# Activity
The answer must be every line of the records in which the string "text" appears.

BEGIN Extracted entries

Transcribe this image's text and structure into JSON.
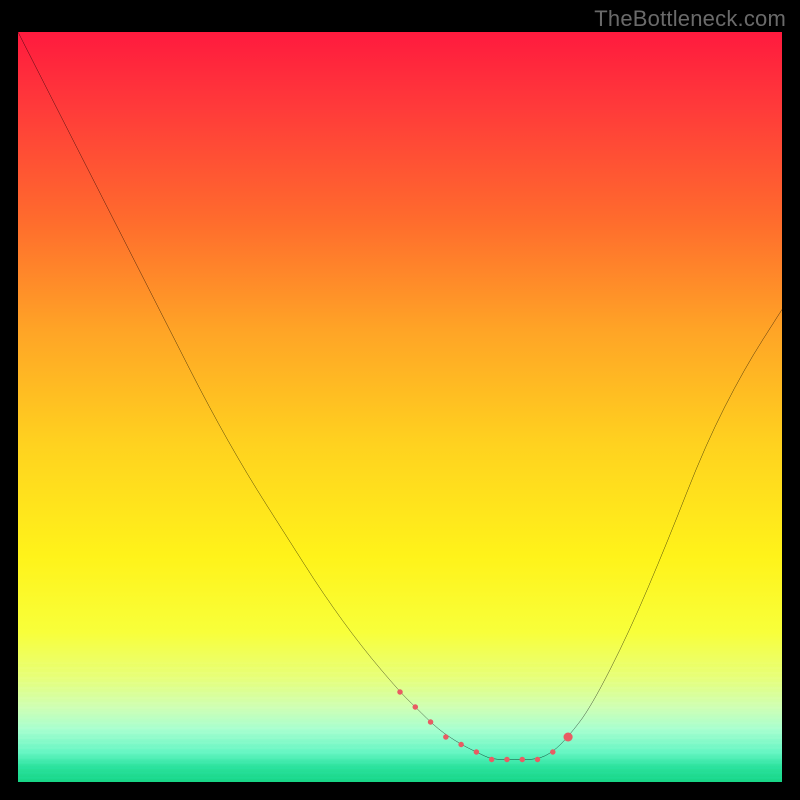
{
  "watermark": {
    "text": "TheBottleneck.com"
  },
  "chart_data": {
    "type": "line",
    "title": "",
    "xlabel": "",
    "ylabel": "",
    "xlim": [
      0,
      100
    ],
    "ylim": [
      0,
      100
    ],
    "grid": false,
    "legend": false,
    "series": [
      {
        "name": "bottleneck-curve",
        "color": "#000000",
        "x": [
          0,
          5,
          10,
          15,
          20,
          25,
          30,
          35,
          40,
          45,
          50,
          52,
          55,
          58,
          60,
          62,
          65,
          68,
          70,
          72,
          75,
          80,
          85,
          90,
          95,
          100
        ],
        "values": [
          100,
          90,
          80,
          70,
          60,
          50,
          41,
          33,
          25,
          18,
          12,
          10,
          7,
          5,
          4,
          3,
          3,
          3,
          4,
          6,
          10,
          20,
          32,
          45,
          55,
          63
        ]
      }
    ],
    "markers": {
      "name": "emphasis-dots",
      "color": "#e85c63",
      "radius_small": 3,
      "radius_end": 5,
      "x": [
        50,
        52,
        54,
        56,
        58,
        60,
        62,
        64,
        66,
        68,
        70,
        72
      ],
      "values": [
        12,
        10,
        8,
        6,
        5,
        4,
        3,
        3,
        3,
        3,
        4,
        6
      ]
    },
    "background_gradient": {
      "stops": [
        {
          "pos": 0,
          "color": "#ff1a3e"
        },
        {
          "pos": 25,
          "color": "#ff6b2d"
        },
        {
          "pos": 55,
          "color": "#ffd21f"
        },
        {
          "pos": 80,
          "color": "#f8ff3a"
        },
        {
          "pos": 100,
          "color": "#17d688"
        }
      ]
    }
  }
}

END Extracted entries

# Problem solution
Transcribe this image's text and structure into JSON.
    "text": "TheBottleneck.com"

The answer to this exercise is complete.